Preliminary surveys conducted by the Service show that recreational fishing contributed to more than $40 billion annually to the American economy in 2001 alone. A 1996 economic analysis conducted independently by the American Sportfishing Association showed that recreational fishing’s overall economic impact to the economy was $108.4 billion annually, including 1.2 million jobs and $28.3 billion in personal income.

Despite the efforts by the Service and others to conserve fish and other aquatic resources, a large number are in decline. More than 400 aquatic species either have, or need, special protection in some part of their natural or historic range, and the number of species listed as threatened or endangered under the Endangered Species Act has risen. Species declines are linked largely to habitat loss or alteration (including flow changes, sedimentation, and pollution) and the impacts of harmful or invasive or transplanted species. We believe it is necessary to identify and implement actions that will reverse these trends before it is too late.

Completion of the Service’s Fisheries Program’s Vision for the Future in 2002 is a major milestone along a critically important pathway that the Program is traveling with its stakeholders and partners. The Vision for the Future establishes a clear vision for the program that states, “The vision of the Service and its Fisheries Program is working with partners to restore and maintain fish and other aquatic resources at self-sustaining levels and to support Federal mitigation programs for the benefit of the American public.”

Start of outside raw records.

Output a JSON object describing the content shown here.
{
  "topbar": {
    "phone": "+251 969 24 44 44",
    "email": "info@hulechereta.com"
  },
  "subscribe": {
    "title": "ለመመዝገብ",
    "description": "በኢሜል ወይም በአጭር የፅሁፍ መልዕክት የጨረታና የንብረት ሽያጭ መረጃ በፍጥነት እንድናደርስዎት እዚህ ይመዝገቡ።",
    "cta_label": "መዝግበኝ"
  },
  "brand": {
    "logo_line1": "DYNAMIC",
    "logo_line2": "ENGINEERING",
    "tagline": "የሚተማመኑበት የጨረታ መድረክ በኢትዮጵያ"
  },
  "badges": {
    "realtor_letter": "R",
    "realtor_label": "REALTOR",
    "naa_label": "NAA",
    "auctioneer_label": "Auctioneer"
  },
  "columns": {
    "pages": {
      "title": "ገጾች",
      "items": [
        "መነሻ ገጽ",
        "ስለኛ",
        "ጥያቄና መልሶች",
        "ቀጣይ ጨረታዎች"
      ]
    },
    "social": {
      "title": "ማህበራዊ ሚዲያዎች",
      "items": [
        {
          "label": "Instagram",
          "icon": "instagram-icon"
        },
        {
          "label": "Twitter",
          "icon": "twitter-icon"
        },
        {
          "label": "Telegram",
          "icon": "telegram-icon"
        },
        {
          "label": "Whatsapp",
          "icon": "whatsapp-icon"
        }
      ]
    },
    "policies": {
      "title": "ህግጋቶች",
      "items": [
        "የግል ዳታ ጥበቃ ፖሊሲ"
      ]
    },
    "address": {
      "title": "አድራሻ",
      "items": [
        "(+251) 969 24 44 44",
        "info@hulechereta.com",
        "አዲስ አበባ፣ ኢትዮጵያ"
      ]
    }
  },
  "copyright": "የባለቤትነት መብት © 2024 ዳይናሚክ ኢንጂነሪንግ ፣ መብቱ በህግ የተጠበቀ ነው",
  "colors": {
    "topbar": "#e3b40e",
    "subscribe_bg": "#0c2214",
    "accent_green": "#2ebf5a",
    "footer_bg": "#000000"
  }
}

Working more closely with partners and stakeholders, the NFHS identified a clear set of national priorities, addressing a wide range of issues and challenges. This collaborative process led to the development of the Fisheries Program Draft “Strategic Plan for 2004-2008”, a document that will guide aquatic resource management within seven Focus Areas:

  • Partnerships and Accountability
  • Aquatic Habitat Conservation and Management
  • Aquatic Species Conservation and Management
  • Public Use
  • Cooperation with Native Americans
  • Leadership in Science and Technology
  • Workforce Management

The Service’s Fisheries Program will focus its efforts and activities on what it is best positioned to contribute, using science and partnerships to protect our nation’s aquatic resources. An example of this renewed focus on partnerships is the NFHS role in the National Fish Habitat Initiative, which is a concerted effort to join all federal, state, and local entities in recovering and restoring aquatic habitat modeled after the successful North American Waterfowl Management Plan.


In summary, I would like to thank the Subcommittee for the opportunity to provide you with an overview of the National Fish Hatchery System (NFHS) and the role it plays in conserving, restoring, enhancing, and managing the Nation's fishery resources and aquatic ecosystems for the benefit of future generations of Americans.

The National Fish Hatchery System continues to enjoy the tremendous support of our partners, who highly value the hatchery products and services, including maintaining healthy brood stocks for recovery, restoration and recreation, and sharing advances in applied science. The System remains committed to producing healthy fish and wildlife, healthy habitats, healthy people, and a healthy economy, and we remain steadfast in our efforts to sustain and improve on this important program. With the continued support of your Subcommittee, Congress, and our many partners, the NFHS will face its challenges and carry its successes well into its second century.